I was reading recently in the New York Times a fun article that encouraged me to eat my Christmas tree.
Well, maybe not the whole tree, but some of the needles. It seems that the recent interest in Nordic cooking - the latest fad - has brought evergreens into focus as an ingredient. I admit, I was intrigued.
Each year, when it's time to take off all the baubles and lights and drag the poor, brittle tree out to the curb to be ignominiously cut up and stuffed into the green bin, I feel a little sad and guilty.
It took several years to grow what was a splendid tree and in less than a month it is reduced to a tired, browning husk of its former self. I love having a Christmas tree and I probably won't stop until I'm too weak to drag one home or too poor to bribe some college kid to do the dragging for me, but there always comes that sad day.
Now, here was an article that said I could at least salvage a few meals out of the tree, a sort of nose-to-tail eating for the evergreen set. So, when we cut the tree up, I saved some of the greenest tips with soup in mind.
Sausage and bean soup, with pine needles. Or, actually, fir needles because, in my view, if it's not a Douglas fir, it's not Christmas.
I chopped and browned and brothed and simmered but the bad news is that I have to admit that the evergreen tang I was hoping for was not there. Either my tree was too dry, I used too few needles, or Douglas firs are not ideal for culinary adventures. I'm still intrigued and I will keep experimenting with the fresh needles off evergreens I pass on my dog walking routes. The good news is that the soup was delicious anyway, so I'll go ahead and give you the recipe in case you're in a mood to try something similar.
Needle Soup with Sausage and Swiss Chard
3 fresh garlic sausages, about 1/2 pound in all
1 Tablespoon olive oil
1 large onion, chopped
3-4 cloves garlic, roughly chopped
1-2 ribs of celery chopped, with the leaves
1-2 large carrots, chopped

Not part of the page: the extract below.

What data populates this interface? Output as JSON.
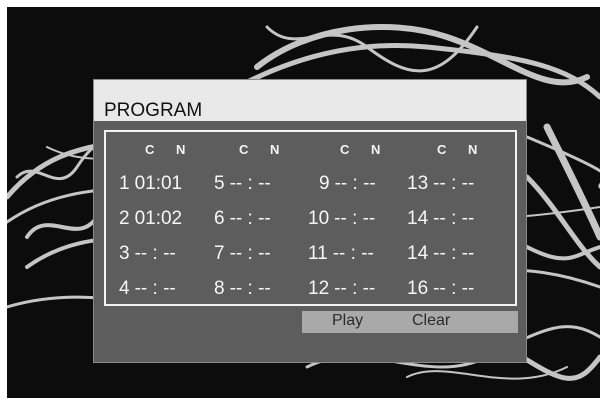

1 16oz can white beans (I use Navy beans out of sentiment)
1 16 oz can chopped tomatoes
6 (approx) cups chicken broth
1 Tablespoon fir needles, finely minced
3-4 large leaves of Swiss chard, roughly chopped (or you could use spinach, or other greens, but you'd probably need to cook the other greens longer to soften them)
In a large kettle or pot, heat the olive oil to shimmering. Squeeze the sausage out of its casing in little bibbits, sautéing them until nicely browned. Add the rest of the vegetables in this order: onion, garlic, celery, carrot, cooking each successive veggie for a few minutes over medium heat. Add the beans, tomatoes, chicken broth and fir needles, bring to a boil, then cover and reduce the heat to simmer for about an hour. Add the Swiss chard and cover until the chard softens and relaxes, perhaps 5 more minutes. Ladle into bowls.
You will need pepper but you may not need salt, depending on how salty your sausage is. With the tang of pine missing, you might want to add some rosemary, too. I'm imagining that they would taste similarly.